ABOUT THIS EXERCISE
Nothing should be left out when you copy the entries below.

##### THE DATA

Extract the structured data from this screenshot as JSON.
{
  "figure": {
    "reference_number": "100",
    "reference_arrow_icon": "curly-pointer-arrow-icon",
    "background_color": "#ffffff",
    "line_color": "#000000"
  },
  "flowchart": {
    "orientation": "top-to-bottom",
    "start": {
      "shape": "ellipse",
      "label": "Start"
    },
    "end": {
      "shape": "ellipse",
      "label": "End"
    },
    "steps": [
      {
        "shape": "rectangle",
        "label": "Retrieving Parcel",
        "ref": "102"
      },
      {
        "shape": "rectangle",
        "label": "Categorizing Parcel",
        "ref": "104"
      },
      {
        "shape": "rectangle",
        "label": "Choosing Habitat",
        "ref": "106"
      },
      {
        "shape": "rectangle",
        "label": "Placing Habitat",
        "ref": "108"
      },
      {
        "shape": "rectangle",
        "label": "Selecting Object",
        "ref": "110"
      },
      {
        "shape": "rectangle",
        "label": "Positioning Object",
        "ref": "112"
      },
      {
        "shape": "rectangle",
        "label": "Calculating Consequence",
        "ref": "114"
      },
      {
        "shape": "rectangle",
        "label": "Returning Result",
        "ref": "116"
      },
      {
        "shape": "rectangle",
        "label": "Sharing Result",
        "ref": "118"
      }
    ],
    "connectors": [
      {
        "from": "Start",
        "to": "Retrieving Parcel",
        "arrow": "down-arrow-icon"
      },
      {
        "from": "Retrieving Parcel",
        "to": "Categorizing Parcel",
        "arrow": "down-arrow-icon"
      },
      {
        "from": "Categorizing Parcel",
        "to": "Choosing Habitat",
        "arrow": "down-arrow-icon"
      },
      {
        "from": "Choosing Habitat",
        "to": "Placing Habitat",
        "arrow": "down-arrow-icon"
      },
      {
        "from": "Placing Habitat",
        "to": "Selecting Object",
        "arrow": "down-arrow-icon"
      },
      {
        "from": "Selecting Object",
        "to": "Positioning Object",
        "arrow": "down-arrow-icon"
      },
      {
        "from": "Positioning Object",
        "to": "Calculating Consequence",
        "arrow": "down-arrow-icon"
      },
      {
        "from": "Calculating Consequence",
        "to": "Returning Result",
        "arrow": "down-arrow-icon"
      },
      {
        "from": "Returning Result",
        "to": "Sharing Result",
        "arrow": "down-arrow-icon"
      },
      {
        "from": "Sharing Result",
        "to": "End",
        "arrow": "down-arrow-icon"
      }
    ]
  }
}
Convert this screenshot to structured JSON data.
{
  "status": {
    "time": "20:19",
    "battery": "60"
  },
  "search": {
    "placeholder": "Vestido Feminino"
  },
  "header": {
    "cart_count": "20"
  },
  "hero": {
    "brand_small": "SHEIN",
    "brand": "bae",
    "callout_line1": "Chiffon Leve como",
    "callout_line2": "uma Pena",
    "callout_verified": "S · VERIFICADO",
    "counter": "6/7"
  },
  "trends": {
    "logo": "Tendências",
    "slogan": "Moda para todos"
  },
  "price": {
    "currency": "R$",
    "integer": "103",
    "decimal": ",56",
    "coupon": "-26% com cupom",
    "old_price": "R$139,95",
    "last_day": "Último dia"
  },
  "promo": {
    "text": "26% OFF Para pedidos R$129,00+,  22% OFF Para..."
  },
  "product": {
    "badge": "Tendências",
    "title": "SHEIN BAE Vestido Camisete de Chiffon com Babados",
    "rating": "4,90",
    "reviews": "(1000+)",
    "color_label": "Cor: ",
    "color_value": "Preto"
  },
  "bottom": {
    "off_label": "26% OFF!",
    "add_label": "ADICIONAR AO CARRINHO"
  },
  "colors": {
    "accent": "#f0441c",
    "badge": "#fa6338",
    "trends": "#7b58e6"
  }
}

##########

RESPONSE TO THIS EXERCISE
Extract the structured data from this screenshot as JSON.
{
  "figure": {
    "reference_number": "100",
    "reference_arrow_icon": "curly-pointer-arrow-icon",
    "background_color": "#ffffff",
    "line_color": "#000000"
  },
  "flowchart": {
    "orientation": "top-to-bottom",
    "start": {
      "shape": "ellipse",
      "label": "Start"
    },
    "end": {
      "shape": "ellipse",
      "label": "End"
    },
    "steps": [
      {
        "shape": "rectangle",
        "label": "Retrieving Parcel",
        "ref": "102"
      },
      {
        "shape": "rectangle",
        "label": "Categorizing Parcel",
        "ref": "104"
      },
      {
        "shape": "rectangle",
        "label": "Choosing Habitat",
        "ref": "106"
      },
      {
        "shape": "rectangle",
        "label": "Placing Habitat",
        "ref": "108"
      },
      {
        "shape": "rectangle",
        "label": "Selecting Object",
        "ref": "110"
      },
      {
        "shape": "rectangle",
        "label": "Positioning Object",
        "ref": "112"
      },
      {
        "shape": "rectangle",
        "label": "Calculating Consequence",
        "ref": "114"
      },
      {
        "shape": "rectangle",
        "label": "Returning Result",
        "ref": "116"
      },
      {
        "shape": "rectangle",
        "label": "Sharing Result",
        "ref": "118"
      }
    ],
    "connectors": [
      {
        "from": "Start",
        "to": "Retrieving Parcel",
        "arrow": "down-arrow-icon"
      },
      {
        "from": "Retrieving Parcel",
        "to": "Categorizing Parcel",
        "arrow": "down-arrow-icon"
      },
      {
        "from": "Categorizing Parcel",
        "to": "Choosing Habitat",
        "arrow": "down-arrow-icon"
      },
      {
        "from": "Choosing Habitat",
        "to": "Placing Habitat",
        "arrow": "down-arrow-icon"
      },
      {
        "from": "Placing Habitat",
        "to": "Selecting Object",
        "arrow": "down-arrow-icon"
      },
      {
        "from": "Selecting Object",
        "to": "Positioning Object",
        "arrow": "down-arrow-icon"
      },
      {
        "from": "Positioning Object",
        "to": "Calculating Consequence",
        "arrow": "down-arrow-icon"
      },
      {
        "from": "Calculating Consequence",
        "to": "Returning Result",
        "arrow": "down-arrow-icon"
      },
      {
        "from": "Returning Result",
        "to": "Sharing Result",
        "arrow": "down-arrow-icon"
      },
      {
        "from": "Sharing Result",
        "to": "End",
        "arrow": "down-arrow-icon"
      }
    ]
  }
}
Convert this screenshot to structured JSON data.
{
  "status": {
    "time": "20:19",
    "battery": "60"
  },
  "search": {
    "placeholder": "Vestido Feminino"
  },
  "header": {
    "cart_count": "20"
  },
  "hero": {
    "brand_small": "SHEIN",
    "brand": "bae",
    "callout_line1": "Chiffon Leve como",
    "callout_line2": "uma Pena",
    "callout_verified": "S · VERIFICADO",
    "counter": "6/7"
  },
  "trends": {
    "logo": "Tendências",
    "slogan": "Moda para todos"
  },
  "price": {
    "currency": "R$",
    "integer": "103",
    "decimal": ",56",
    "coupon": "-26% com cupom",
    "old_price": "R$139,95",
    "last_day": "Último dia"
  },
  "promo": {
    "text": "26% OFF Para pedidos R$129,00+,  22% OFF Para..."
  },
  "product": {
    "badge": "Tendências",
    "title": "SHEIN BAE Vestido Camisete de Chiffon com Babados",
    "rating": "4,90",
    "reviews": "(1000+)",
    "color_label": "Cor: ",
    "color_value": "Preto"
  },
  "bottom": {
    "off_label": "26% OFF!",
    "add_label": "ADICIONAR AO CARRINHO"
  },
  "colors": {
    "accent": "#f0441c",
    "badge": "#fa6338",
    "trends": "#7b58e6"
  }
}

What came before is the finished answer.